---- SUPPLIED ENTRIES

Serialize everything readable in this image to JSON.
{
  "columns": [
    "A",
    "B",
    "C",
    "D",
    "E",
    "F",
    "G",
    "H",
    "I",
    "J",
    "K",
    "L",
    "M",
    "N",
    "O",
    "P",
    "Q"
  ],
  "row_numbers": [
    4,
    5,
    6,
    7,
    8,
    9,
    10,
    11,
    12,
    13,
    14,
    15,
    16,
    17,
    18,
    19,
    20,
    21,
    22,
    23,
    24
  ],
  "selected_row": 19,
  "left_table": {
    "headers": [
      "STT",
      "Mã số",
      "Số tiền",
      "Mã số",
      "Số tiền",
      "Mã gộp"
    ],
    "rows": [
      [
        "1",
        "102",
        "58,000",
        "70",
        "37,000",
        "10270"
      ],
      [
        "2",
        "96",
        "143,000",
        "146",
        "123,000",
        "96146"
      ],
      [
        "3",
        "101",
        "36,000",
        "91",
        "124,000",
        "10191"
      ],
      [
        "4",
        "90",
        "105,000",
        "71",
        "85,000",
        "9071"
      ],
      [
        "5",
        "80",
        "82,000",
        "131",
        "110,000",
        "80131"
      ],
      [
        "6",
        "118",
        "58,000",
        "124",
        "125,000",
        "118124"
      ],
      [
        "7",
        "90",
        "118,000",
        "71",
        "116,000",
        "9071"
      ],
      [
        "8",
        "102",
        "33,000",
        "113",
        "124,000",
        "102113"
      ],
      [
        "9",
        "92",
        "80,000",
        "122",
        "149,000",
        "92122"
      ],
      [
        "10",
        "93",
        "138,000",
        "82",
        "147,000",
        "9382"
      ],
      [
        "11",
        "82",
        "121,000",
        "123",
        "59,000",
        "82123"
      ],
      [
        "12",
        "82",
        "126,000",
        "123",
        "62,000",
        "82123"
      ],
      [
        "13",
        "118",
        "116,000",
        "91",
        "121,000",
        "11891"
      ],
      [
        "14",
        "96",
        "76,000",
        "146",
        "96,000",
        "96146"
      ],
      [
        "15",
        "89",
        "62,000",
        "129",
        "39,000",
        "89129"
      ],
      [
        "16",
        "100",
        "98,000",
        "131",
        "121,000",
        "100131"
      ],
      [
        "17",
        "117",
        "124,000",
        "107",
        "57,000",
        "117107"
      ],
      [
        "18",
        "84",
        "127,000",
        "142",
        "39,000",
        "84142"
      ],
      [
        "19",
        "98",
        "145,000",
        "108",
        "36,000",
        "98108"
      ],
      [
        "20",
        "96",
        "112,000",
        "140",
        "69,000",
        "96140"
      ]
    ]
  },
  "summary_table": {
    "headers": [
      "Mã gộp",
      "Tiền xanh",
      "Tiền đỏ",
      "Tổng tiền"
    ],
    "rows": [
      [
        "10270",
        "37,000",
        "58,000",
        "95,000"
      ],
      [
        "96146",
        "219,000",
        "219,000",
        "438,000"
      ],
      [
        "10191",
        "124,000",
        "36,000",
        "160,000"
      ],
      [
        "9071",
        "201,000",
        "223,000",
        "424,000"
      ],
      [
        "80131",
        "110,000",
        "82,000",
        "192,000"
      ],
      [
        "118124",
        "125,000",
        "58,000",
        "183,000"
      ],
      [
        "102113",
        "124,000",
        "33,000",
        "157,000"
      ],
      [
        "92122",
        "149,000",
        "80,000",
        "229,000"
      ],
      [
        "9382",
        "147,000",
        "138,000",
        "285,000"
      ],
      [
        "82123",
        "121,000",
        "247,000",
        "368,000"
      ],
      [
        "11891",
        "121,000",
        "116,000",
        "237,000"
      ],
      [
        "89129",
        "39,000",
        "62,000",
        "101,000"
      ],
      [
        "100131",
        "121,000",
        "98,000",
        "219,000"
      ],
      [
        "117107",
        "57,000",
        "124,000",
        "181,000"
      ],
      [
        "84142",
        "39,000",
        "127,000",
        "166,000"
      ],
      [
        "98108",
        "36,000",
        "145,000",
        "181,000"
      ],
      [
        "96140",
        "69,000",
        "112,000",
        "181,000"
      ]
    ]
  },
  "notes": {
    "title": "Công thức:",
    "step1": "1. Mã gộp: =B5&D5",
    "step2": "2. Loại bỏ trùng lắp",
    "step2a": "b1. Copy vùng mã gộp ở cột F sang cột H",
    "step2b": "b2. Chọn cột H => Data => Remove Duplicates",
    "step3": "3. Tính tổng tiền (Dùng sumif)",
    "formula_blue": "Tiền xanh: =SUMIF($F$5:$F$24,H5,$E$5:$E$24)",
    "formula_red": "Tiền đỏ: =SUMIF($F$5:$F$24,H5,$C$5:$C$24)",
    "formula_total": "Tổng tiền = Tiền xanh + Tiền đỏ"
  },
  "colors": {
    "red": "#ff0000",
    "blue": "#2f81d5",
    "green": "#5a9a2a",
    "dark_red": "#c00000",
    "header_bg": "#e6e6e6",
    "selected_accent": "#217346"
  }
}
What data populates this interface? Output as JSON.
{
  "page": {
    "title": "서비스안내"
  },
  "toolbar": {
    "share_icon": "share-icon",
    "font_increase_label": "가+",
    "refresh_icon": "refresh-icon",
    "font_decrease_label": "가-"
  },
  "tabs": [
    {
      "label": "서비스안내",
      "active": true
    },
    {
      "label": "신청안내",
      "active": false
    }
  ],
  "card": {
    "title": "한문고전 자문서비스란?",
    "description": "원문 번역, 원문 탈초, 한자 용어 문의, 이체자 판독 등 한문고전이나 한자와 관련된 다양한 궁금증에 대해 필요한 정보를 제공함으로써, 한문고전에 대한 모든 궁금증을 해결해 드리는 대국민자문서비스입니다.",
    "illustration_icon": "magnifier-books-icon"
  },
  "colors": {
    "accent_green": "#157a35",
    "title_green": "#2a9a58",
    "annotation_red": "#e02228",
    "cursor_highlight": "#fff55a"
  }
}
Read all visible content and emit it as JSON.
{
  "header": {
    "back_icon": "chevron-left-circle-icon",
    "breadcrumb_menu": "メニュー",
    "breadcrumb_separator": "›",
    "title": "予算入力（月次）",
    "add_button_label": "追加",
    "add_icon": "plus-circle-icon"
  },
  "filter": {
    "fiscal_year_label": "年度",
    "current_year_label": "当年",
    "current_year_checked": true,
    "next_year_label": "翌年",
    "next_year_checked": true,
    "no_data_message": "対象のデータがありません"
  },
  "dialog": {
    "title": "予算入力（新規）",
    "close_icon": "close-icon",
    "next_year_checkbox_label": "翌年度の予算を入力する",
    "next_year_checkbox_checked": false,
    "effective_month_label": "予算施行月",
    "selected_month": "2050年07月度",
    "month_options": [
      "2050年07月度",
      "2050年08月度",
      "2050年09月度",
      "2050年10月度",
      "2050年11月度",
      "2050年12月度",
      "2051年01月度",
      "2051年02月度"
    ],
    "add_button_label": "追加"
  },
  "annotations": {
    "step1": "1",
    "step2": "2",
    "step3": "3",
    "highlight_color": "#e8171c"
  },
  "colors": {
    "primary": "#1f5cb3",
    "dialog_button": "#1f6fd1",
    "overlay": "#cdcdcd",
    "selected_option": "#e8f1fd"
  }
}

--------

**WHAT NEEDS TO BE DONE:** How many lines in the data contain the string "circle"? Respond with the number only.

**ANSWER TO THIS EXERCISE:** 2